In a letter dated August 3, 1794, Ruffin issued his first and only report on Ahmed to the Ministry of Foreign Affairs. He explained that he had brought Ahmed to Versailles and placed him under personal supervision. Since I’ve never been able to find any trace of Ahmed’s existence outside of this report and its official response, it’s impossible for me to say if Ahmed went willingly, or if, in his condition, willing was something he could do.
Apparently acting on his own initiative, Ruffin nursed Ahmed to health and taught him (under duress?) how to read and write French. To prove that the government had not wasted its money by keeping him alive, Ruffin made his pupil translate into Persian the Declaration of the Rights of Man and Citizen, one of the French Revolution’s founding documents. As befit a cultivated Muslim gentleman, Ahmed seems to have been an expert in calligraphy. Ruffin praised the penmanship of Ahmed’s Persian manuscript, attaching it to the report as a certificate of his pupil’s good behavior.
The Foreign Affairs desk wrote back in raptures, asking for a duplicate copy and promising that Ahmed’s work “will be preserved forever as a precious monument.” It has disappeared without a trace.
As has Ahmed: whether he died of his illness, continued his journey, returned to Bombay, or settled in France, he disappeared from the record, no longer of interest to French officialdom, or, it seems to Ruffin, his former caregiver, teacher, and warden. Ahmed and his manuscript had been briefly of interest to them as a symbol—but of what?
One would expect an answer along the lines of ‘the universality of republican principles,’ or ‘France’s enlightened (and Britain’s shabby) treatment of non-Europeans.’ Both of these were common themes of French revolutionary propaganda, but neither mattered to Ruffin. He was simply amazed that Ahmed, a Muslim, an Asian, could “write in French letters.” He had never seen one who could learn to write in a Western script, and had assumed they were simply incapable of doing so. Indeed, left to their own devices, he suggested, they probably were—but Ahmed was a “conquest of philosophy.”
Thanks to his French military advisers, Tipu Sultan, France’s not-quite-ally in Mysore, had been the first to show that “Muslim soldiers could be equipped with bayonets and drilled in the European manner.” But this had only been a superficial Westernization, an imitation of the European arts of making weapons and disciplining bodies.

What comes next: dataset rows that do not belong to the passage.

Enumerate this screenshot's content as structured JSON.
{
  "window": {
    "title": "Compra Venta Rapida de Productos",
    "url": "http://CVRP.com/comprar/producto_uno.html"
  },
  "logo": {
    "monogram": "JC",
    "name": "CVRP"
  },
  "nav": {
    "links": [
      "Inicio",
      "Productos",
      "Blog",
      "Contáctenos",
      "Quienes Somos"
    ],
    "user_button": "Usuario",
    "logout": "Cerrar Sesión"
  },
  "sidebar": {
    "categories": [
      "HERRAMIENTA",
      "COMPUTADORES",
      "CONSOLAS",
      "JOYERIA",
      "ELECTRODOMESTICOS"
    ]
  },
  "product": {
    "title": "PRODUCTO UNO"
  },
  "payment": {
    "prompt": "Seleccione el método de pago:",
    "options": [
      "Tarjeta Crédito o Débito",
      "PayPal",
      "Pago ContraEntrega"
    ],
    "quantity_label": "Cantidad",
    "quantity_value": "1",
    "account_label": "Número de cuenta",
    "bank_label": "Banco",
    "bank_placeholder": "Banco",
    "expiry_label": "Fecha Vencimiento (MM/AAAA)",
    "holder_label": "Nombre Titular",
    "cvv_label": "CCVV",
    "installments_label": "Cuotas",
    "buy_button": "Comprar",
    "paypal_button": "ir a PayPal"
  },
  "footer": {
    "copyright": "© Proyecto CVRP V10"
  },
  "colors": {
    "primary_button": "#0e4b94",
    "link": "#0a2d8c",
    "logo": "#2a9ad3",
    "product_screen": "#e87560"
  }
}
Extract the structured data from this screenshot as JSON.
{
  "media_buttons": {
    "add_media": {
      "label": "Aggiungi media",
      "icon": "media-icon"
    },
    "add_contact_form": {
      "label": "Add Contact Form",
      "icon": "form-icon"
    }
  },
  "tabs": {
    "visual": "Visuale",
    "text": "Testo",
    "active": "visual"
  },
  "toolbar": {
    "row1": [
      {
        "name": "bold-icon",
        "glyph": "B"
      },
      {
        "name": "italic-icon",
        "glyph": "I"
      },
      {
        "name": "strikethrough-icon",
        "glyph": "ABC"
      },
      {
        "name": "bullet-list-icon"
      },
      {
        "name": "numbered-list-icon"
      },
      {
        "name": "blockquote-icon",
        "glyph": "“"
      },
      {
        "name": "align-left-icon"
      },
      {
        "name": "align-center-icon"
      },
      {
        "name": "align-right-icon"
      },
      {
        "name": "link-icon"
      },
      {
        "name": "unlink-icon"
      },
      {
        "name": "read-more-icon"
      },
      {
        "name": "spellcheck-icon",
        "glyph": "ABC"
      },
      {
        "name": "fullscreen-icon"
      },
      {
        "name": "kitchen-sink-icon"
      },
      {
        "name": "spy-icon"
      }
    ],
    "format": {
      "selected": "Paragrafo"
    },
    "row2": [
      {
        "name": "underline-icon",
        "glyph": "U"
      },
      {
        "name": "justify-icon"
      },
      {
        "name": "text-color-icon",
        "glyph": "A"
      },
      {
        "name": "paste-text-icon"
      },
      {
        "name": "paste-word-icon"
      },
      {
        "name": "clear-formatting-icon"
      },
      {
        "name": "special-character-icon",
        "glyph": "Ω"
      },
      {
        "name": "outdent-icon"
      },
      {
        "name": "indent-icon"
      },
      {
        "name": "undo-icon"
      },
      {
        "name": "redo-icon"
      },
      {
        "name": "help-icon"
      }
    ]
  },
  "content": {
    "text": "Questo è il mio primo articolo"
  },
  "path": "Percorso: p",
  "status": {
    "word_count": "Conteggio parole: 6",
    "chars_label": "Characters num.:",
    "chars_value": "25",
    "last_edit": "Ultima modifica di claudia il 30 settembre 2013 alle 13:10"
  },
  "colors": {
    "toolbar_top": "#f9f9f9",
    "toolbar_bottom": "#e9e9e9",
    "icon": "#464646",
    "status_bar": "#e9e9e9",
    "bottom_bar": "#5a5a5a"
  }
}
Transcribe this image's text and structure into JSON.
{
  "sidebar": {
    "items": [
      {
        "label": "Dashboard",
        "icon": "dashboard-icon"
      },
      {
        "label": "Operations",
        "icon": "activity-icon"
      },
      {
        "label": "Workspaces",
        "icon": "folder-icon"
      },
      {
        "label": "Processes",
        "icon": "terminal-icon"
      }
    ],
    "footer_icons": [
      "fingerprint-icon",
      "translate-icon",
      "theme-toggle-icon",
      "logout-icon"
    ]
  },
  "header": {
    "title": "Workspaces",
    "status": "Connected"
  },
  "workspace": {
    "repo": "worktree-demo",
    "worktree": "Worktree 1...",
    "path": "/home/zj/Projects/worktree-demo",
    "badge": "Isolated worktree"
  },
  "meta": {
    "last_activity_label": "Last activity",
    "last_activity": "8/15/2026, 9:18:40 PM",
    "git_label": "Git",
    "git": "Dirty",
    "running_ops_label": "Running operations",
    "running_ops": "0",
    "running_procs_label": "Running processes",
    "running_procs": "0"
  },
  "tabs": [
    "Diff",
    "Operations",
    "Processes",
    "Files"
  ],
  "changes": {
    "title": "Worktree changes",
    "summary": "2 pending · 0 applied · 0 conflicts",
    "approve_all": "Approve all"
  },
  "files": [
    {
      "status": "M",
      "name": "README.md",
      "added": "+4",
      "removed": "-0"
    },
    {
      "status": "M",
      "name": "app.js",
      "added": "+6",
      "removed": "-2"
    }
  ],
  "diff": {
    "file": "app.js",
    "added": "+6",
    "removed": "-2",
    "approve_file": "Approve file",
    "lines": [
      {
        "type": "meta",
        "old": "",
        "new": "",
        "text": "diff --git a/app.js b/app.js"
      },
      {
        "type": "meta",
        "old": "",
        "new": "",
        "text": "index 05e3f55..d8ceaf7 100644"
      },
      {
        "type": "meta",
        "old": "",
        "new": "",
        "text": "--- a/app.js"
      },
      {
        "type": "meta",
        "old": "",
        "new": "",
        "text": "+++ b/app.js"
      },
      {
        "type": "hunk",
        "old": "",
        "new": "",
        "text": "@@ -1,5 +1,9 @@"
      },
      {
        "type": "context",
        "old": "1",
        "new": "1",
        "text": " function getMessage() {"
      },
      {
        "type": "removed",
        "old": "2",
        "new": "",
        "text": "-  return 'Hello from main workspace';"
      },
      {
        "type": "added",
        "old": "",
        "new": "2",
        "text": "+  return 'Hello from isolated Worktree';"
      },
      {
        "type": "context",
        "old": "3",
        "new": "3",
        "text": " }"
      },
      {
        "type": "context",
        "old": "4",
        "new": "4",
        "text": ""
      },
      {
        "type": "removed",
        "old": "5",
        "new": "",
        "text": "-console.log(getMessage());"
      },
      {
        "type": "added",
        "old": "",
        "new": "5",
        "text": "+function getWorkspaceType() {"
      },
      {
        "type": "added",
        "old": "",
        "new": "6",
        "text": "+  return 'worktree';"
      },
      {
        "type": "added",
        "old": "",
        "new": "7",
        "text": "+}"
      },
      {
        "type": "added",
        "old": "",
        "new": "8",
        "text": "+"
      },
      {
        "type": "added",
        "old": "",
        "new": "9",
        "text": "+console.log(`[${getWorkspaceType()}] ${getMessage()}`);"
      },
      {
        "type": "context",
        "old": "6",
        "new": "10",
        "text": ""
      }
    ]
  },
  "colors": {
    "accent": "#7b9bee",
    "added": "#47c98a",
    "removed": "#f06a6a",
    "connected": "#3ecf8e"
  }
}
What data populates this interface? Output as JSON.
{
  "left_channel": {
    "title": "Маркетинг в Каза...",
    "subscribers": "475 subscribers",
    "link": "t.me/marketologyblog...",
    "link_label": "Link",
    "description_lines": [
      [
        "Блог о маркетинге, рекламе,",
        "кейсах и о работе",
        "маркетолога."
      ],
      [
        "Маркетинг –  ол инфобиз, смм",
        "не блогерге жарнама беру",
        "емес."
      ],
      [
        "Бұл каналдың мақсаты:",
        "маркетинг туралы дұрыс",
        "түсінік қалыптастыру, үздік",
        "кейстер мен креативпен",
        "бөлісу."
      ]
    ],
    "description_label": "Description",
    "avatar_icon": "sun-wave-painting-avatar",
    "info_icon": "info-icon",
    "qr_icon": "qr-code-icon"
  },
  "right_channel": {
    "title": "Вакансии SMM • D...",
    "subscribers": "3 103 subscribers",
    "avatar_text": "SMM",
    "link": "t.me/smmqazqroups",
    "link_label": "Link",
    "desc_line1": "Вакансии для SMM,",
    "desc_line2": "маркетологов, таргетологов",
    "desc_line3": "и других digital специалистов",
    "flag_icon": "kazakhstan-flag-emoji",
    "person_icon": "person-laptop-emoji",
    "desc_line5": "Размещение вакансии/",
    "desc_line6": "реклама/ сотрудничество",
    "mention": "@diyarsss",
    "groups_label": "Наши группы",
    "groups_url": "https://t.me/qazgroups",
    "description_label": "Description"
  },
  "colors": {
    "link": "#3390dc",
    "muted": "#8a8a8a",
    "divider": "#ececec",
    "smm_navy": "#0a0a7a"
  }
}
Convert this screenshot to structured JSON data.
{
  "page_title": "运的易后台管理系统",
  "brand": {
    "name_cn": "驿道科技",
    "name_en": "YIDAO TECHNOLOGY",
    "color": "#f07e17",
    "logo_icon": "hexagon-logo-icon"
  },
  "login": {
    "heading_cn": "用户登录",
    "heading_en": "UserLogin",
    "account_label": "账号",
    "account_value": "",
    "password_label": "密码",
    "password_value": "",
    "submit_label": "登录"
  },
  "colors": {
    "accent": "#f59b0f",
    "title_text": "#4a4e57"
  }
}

There had not yet been “a man born in their country, and preserving his faith, who would learn to read and write our language. This phenomenon has been reserved for the Republican era.” For Ruffin, Ahmed’s progress confirmed the superiority of republican government and European civilization, and showed that the former was the most effective means of spreading the latter among the less-advanced nations of Asia.
In Ruffin’s vision, Asians like Ahmed could bear witness to the glory of the French Republic by espousing the principles enshrined in the Declaration of the Rights of Man and Citizen. Not that they could understand or endorse them—that possibility did not cross Ruffin’s mind. But simply in saying them, writing them, echoing them, France’s Asian tutelaries would testify that the Republic was a miracle-worker, capable of teaching its language to people until then excluded from Europe’s equivalent of Persian.
Ahmed risked so much to be heard by British justice, but his voice is lost to history. Ruffin and his ministerial superiors had no interest in what Ahmed might say for himself, only whether, like a rare parrot brought out for an after-dinner entertainment, he could repeat the few lines he’d been given. Even his translation seems to be lost, perhaps mis-cataloged somewhere in the French National Library’s collection of Persian manuscripts.
I came across Ruffin’s report while looking for something else in a volume of miscellanea at the archives of the French Ministry of Foreign Affairs, and now Ahmed is caught again in a story told by someone else.
Primary sources consulted: Archives du Ministère des Affaires Etrangères, Courneuve. Mémoires et Documents, Asie, vol. 20, f 133-133v.